- Reporting and communication: The clause should establish a communication plan between the artist and the gallery, including regular updates on marketing activities and their results, as well as any adjustments to the marketing strategy based on performance.
To work with galleries to get better marketing efforts allocated for your artwork, consider the following steps:
- Research and negotiation: Research the gallery's marketing efforts for other artists and use this information to negotiate a comprehensive marketing clause in your consignment agreement.
- Provide high-quality materials: Supply the gallery with high-quality images, artist statements, and other promotional materials to help them effectively market your work.
- Collaborate and communicate: Maintain open communication with the gallery to discuss marketing strategies, share ideas, and provide feedback on their efforts.
- Monitor and evaluate: Regularly evaluate the gallery's marketing efforts and their impact on your artwork's visibility and sales.
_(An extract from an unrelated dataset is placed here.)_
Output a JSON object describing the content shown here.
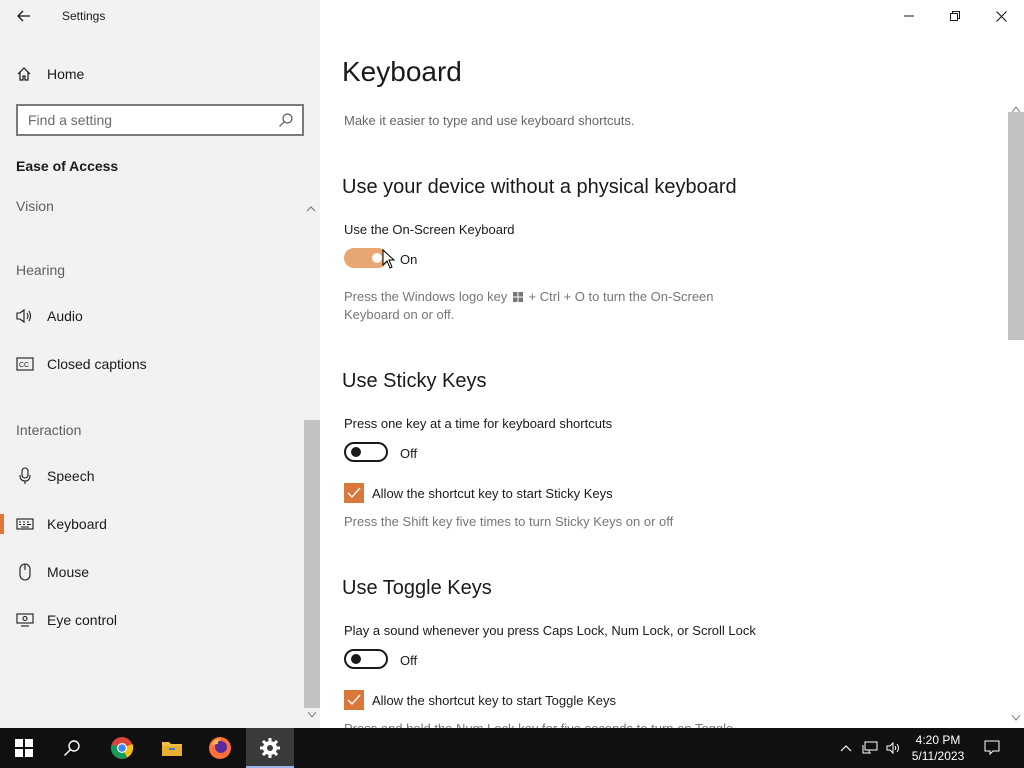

If necessary, discuss adjustments to the marketing strategy with the gallery to improve results. Remembering that they have their own way of doing things, so your suggestions for adjustments need to be respectful of their brand identity as much as your reputation.
Reading the Fine Print
It's also essential to read all the fine print in a consignment agreement. Red flags in a consignment agreement include statements like "Gallery will take ownership of the artwork if it is not picked up by the artist within 30 days." A signature on a consignment agreement makes it a binding legal contract, so never sign anything before carefully reading it first.
Don't be afraid to go back to the gallery and politely ask for certain language in the consignment agreement to be revised or removed prior to signing. Negotiations are a part of all business partnerships, and the art world is no exception, so make sure to speak up if a consignment agreement includes terms that make you uncomfortable.
Keep Copies of Consignment Agreements
Lastly, always keep copies of your consignment agreements for quick reference. This ensures that you have a record of the agreement and can refer back to it in case of any disputes.
Art Consignment Agreement Templates
A consignment agreement is a vital document for artists and galleries alike. It ensures that both parties have a clear understanding of their obligations, rights, and expectations. However, it's important to read the fine print and negotiate terms that make you comfortable before signing anything. Remember, a consignment agreement is a legal contract that should be taken seriously.
As an artist, it's crucial to have a playful and creative approach to your work, but when it comes to consignment agreements, taking an analytical approach can save you a lot of headache down the road. By understanding the essential terms and clauses that should be included in a consignment agreement, you can protect yourself and your artwork and ensure a successful partnership with a gallery.
Now that you have a good understanding of what should be included in a consignment agreement, you can confidently approach galleries and negotiate terms that work for you. So, go forth and create, knowing that you have the paperwork side of things covered.